Recently, I started a new graduate course for my Master’s degree in Environmental Education and Interpretation. Week one is done. Today, starts week two. There is a paper due each week. The course is Environmental History.
Last week we focused on early America and how wilderness was perceived and used by those already living here – namely, the Native Americans and the Aztecs – to the preconceived notions held by the Spanish Conquistadors, European immigrants – including the pilgrims and colonists – and later Jesuit missionaries, as well as the Westward expansionists. There’s nothing like grad school to cover several hundred years of history in one short week!
We learned that the American Wilderness was altered by all of these groups, including the natives. Terms including conquest, conquer, God-given, superiority, and even culture, were sprinkled liberally throughout our assigned readings. Man alters the wilderness just by being in it.
What I found somewhat alarming is the fact that we are still facing the same problems today that were faced by those that lived hundreds of years before us. The degradation and disappearance of our land – America, The Beautiful. The same mistakes of monoculture, rapid development, greed, and misuse are all still occurring, not just in America, but globally. The problem, it seems, has been exponentially compounded.
The European settlers came with a need to conquer the wilderness and felt that they had been bequeathed the right to own and consume it from their Christian God. They used the bible as a directive that nature was there to serve the needs of mankind – that it had been put there for man to use. They consumed, destroyed, ravaged, and raped the wildness of it bounty, all the while holding on to the belief that the land would replenish itself.
Several hundred years later, we have not come much further.
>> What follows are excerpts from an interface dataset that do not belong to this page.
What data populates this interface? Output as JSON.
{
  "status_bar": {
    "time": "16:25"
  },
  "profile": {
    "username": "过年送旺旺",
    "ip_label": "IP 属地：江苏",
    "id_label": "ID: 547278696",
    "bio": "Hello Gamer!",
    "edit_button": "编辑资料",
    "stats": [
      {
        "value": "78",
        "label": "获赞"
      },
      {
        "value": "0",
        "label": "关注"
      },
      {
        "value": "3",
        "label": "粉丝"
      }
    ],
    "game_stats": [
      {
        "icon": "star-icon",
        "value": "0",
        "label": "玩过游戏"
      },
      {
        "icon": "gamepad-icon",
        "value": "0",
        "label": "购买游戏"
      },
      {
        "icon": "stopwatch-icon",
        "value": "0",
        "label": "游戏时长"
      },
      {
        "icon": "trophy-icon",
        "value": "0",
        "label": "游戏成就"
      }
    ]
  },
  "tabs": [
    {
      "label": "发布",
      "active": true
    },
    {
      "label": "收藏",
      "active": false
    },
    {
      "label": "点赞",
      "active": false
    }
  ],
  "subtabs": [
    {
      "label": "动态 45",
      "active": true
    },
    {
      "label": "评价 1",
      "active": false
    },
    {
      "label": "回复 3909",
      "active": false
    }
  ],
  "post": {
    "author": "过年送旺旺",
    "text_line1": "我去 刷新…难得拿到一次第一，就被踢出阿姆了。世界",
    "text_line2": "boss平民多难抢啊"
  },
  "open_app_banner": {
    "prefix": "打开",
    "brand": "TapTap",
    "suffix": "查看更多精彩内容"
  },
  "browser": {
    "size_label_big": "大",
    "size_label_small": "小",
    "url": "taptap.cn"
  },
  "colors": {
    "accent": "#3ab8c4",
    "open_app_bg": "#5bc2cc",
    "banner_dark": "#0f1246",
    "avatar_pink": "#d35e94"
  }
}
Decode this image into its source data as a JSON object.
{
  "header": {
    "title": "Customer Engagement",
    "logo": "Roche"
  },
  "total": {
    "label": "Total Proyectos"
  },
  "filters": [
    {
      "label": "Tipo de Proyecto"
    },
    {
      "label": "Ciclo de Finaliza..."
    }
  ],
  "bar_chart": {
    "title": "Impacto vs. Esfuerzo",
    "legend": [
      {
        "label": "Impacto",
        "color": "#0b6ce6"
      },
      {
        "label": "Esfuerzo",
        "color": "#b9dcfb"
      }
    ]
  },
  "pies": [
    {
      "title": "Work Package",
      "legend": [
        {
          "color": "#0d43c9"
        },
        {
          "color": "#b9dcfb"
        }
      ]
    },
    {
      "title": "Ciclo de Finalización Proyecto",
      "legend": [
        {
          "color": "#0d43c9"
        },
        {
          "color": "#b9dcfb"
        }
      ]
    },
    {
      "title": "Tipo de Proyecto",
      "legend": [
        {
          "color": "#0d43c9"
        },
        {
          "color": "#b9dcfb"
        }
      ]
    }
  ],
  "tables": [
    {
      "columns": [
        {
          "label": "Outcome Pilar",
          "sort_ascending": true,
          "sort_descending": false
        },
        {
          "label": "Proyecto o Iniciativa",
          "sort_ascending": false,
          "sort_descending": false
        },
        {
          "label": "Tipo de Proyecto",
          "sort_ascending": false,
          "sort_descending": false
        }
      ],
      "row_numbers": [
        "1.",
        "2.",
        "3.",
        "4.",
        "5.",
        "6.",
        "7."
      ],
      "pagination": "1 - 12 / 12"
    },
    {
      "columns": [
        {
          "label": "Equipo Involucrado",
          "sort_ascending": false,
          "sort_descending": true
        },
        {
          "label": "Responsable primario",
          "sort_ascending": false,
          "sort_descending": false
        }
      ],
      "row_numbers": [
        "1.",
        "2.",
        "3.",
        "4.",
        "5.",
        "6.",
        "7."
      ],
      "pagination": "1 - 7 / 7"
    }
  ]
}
Still, we overdevelop. Still, we build for the sake of greed, expansion, and right of ownership. The beloved places, distant from our homes, the places we want to remain pristine and love to visit, such as the Hawaiian islands or Alaska, are no longer pristine. There is a faint smell of sewage on Maui now. And visitors to Haleakala Volcano trample the protected Silversword plant in order to gawk at the sun rising above the clouds at 10,000 feet. And on the North American continent, a beloved iconic butterfly is in danger of extinction because of a need (partially) to rid the monoculturally planted corn and soybean fields of the noxious milkweed plant. A plant that is on this earth to sustain the entire life cycle of that one species – the Monarch.
Wilderness, although proclaimed to be loved by Americans, showed through their collective quests to camp, hunt, snorkel, hike, and climb, as well as their art such as Ansel Adams and other photographers, painters, novelists, and poets, have altered the wilderness to the point where there is not much left.
So, today, I ask you to think (and share, if you could) what wilderness means to you. Is it important that we have it? Why? If so, how can we make sure it still exists in the future? How can we better learn what the early Americans did not?